As soon as the Youth Awards wraps up, NEED’s training team heads out to the NEED National Energy Conference for Educators.  This year’s conference in Denver, Colorado hosted 150 educators from across the country and from Thailand and the Saipan.  For a week, the educators were like students at summer camp – learning about each other and about energy so they could return to their classrooms and teach energy with excitement and fun.  The Energy4Me activities and the presentation resources allow students and teachers alike to look more deeply into oil and natural gas development and use.  This year’s opening speaker was Don McClure, Vice President for Community Relations, Legal and Finance at EnCana, one of America’s largest natural gas producers.  Don’s extensive background in energy provided teachers with a look at how diverse the industry is, the number of jobs available for all types of students, and the challenges and opportunities that abound in developing natural gas in America.  In the days that followed, teachers learned about density, drilling technologies, properties of oil and natural gas and are prepared to take the lessons home and open up the oil and natural gas world to their students.

But that’s not all.  After Denver, the team packed up and traveled to La Quinta, California for NEED’s Facilitator Training Conference.  This conference is hosted every few years and brings together teachers, NEED’s training staff, and energy professionals from many companies and  agencies to sharpen their facilitation skills, to train on new content and new materials, and to learn how to deliver energy curriculum and training to teachers in NEED’s 600+ energy trainings each year.  This year’s group of 40 trainers rolled up their sleeves and researched and presented about America’s leading energy sources, they debated the advantages and disadvantages of the energy sources we use today, and they developed methods to share energy information with teachers and students nationwide. The It is a busy (but fun!) summer and together with SPE, NEED is reaching thousands of teachers and students each year.  As America’s teachers head back to school this month, let’s take a minute to thank them and to encourage them to teach about energy as often as possible in class!
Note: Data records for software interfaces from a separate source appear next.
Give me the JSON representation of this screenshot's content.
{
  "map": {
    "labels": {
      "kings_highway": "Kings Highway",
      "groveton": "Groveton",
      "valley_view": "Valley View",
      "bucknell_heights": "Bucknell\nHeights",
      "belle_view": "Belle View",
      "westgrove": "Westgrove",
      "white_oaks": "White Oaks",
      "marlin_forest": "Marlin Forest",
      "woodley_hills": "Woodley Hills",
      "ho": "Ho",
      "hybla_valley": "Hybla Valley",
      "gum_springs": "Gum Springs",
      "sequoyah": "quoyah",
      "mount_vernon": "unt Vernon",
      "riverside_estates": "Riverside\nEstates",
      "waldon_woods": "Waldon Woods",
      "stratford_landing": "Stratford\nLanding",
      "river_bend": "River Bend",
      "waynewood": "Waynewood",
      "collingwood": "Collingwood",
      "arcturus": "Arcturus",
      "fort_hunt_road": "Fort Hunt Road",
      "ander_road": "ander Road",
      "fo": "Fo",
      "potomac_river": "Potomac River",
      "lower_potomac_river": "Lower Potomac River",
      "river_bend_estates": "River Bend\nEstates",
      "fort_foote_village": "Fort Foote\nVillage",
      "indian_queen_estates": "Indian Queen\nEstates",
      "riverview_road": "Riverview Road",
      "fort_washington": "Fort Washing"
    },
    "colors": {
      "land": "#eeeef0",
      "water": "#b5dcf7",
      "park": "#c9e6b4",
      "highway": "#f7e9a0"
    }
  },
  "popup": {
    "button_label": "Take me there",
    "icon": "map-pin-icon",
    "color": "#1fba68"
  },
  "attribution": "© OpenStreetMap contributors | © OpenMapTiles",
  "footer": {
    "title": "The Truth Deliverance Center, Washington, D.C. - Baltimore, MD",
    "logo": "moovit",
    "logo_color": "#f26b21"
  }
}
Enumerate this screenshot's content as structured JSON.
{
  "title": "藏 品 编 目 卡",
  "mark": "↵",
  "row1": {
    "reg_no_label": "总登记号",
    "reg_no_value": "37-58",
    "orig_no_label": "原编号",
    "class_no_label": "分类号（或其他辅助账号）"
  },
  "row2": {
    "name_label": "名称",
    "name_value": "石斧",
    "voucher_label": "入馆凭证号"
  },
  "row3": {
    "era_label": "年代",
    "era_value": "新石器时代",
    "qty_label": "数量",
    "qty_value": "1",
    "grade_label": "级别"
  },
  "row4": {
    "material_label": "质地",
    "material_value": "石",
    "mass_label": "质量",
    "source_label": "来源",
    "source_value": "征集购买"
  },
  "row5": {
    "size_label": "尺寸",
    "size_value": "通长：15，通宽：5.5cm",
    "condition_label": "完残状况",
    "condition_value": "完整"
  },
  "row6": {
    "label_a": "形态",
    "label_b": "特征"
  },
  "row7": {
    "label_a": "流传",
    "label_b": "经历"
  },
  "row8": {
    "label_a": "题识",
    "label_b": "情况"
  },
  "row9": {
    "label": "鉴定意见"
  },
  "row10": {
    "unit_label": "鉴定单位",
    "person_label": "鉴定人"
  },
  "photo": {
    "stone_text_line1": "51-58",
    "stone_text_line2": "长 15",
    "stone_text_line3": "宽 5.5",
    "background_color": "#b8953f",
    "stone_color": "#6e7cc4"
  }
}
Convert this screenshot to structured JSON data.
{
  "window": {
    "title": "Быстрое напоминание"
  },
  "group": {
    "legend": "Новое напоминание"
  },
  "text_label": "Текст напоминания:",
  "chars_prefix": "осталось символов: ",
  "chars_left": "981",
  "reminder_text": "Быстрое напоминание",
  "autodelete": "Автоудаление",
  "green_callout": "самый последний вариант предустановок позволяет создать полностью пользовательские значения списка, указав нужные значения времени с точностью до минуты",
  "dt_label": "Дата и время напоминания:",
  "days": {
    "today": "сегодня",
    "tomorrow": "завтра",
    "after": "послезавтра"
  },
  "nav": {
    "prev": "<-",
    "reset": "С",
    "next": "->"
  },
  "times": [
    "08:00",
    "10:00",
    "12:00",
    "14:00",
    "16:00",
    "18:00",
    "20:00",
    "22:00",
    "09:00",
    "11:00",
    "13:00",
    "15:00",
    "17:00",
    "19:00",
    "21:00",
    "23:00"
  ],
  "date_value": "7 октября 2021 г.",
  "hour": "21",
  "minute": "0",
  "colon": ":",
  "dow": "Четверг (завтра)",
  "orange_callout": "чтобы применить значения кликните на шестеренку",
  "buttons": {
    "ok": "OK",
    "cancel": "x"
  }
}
For the 2011-2012 NEED curriculum guides or to register for a NEED workshop near you visit www.need.org!